Element data from apps and pages -
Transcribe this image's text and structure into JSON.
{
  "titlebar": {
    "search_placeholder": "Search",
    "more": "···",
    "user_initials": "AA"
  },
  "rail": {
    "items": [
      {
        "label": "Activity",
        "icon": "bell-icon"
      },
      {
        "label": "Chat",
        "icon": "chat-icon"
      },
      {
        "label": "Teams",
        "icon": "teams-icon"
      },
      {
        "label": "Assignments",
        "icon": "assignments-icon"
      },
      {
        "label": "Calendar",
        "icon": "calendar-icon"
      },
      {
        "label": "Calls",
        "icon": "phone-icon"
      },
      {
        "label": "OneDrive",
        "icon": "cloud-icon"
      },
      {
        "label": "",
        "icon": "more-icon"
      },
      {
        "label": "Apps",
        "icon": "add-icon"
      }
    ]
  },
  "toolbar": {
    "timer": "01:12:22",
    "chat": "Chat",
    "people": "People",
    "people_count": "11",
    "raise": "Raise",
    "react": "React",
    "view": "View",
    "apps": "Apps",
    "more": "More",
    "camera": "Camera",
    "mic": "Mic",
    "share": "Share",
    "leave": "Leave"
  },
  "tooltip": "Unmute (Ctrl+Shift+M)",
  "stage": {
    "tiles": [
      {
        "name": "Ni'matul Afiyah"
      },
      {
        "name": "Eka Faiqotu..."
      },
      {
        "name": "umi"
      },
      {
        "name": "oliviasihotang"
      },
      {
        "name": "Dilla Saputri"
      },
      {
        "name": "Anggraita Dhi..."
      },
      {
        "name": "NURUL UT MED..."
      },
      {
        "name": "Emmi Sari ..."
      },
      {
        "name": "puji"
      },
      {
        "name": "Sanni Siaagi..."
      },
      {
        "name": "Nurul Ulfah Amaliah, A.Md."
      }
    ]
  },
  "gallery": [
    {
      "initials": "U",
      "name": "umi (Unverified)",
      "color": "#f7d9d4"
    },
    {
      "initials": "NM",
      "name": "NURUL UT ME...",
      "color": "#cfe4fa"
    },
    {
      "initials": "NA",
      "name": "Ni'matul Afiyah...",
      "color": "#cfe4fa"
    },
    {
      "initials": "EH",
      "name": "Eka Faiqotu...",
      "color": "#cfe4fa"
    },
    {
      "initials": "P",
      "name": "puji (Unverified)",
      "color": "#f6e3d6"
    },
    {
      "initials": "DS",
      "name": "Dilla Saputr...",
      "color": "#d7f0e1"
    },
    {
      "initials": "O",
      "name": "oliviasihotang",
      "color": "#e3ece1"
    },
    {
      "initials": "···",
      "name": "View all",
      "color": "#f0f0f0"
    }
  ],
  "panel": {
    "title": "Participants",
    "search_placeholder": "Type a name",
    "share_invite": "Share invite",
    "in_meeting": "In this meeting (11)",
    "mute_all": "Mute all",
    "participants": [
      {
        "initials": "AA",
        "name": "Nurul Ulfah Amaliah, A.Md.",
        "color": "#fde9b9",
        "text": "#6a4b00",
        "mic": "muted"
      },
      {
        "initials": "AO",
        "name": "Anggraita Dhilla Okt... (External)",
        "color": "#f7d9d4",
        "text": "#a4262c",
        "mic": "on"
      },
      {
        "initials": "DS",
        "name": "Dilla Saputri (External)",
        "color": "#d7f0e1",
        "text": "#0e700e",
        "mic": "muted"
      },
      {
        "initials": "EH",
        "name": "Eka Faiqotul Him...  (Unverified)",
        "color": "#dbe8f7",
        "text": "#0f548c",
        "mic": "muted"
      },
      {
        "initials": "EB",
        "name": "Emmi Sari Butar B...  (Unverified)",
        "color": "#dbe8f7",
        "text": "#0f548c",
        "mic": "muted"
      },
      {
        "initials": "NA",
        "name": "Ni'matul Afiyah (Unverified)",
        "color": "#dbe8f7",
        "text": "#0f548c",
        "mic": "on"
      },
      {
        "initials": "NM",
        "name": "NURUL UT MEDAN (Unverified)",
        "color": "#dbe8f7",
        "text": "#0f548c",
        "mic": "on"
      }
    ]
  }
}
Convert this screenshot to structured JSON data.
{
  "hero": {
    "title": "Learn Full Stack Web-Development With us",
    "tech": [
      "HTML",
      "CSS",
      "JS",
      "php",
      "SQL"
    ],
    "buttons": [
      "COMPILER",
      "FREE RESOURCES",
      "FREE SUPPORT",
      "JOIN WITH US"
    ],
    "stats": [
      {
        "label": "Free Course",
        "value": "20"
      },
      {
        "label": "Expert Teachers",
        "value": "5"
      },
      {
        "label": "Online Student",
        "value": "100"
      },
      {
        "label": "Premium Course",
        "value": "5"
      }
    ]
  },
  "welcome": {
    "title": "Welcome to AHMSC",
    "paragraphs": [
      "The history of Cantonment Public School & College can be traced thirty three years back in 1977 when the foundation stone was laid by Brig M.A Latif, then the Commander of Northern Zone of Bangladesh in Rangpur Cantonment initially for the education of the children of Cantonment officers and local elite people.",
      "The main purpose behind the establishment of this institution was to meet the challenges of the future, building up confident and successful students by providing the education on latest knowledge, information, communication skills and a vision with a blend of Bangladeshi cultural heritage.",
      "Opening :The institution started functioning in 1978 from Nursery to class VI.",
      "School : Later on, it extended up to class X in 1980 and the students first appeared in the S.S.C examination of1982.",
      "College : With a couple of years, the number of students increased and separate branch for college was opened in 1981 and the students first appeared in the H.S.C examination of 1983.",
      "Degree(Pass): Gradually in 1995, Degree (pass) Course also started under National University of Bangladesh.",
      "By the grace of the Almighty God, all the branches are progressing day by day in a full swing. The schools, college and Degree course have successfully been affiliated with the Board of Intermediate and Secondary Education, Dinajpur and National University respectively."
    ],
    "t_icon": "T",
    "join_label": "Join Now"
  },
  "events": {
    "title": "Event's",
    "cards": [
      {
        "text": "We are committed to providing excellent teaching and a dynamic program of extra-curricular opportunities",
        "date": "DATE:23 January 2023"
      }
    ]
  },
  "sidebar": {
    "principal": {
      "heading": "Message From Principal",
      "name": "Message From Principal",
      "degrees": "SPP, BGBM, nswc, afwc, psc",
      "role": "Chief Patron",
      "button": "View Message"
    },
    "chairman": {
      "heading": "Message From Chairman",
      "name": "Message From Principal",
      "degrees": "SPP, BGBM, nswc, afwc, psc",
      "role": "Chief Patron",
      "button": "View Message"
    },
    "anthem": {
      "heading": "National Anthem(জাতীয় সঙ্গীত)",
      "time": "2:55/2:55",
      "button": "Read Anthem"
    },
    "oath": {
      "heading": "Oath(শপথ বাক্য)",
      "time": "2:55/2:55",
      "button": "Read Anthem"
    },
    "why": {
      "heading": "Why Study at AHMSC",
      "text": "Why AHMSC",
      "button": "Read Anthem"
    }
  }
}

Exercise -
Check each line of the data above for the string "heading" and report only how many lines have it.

Expected answer -
5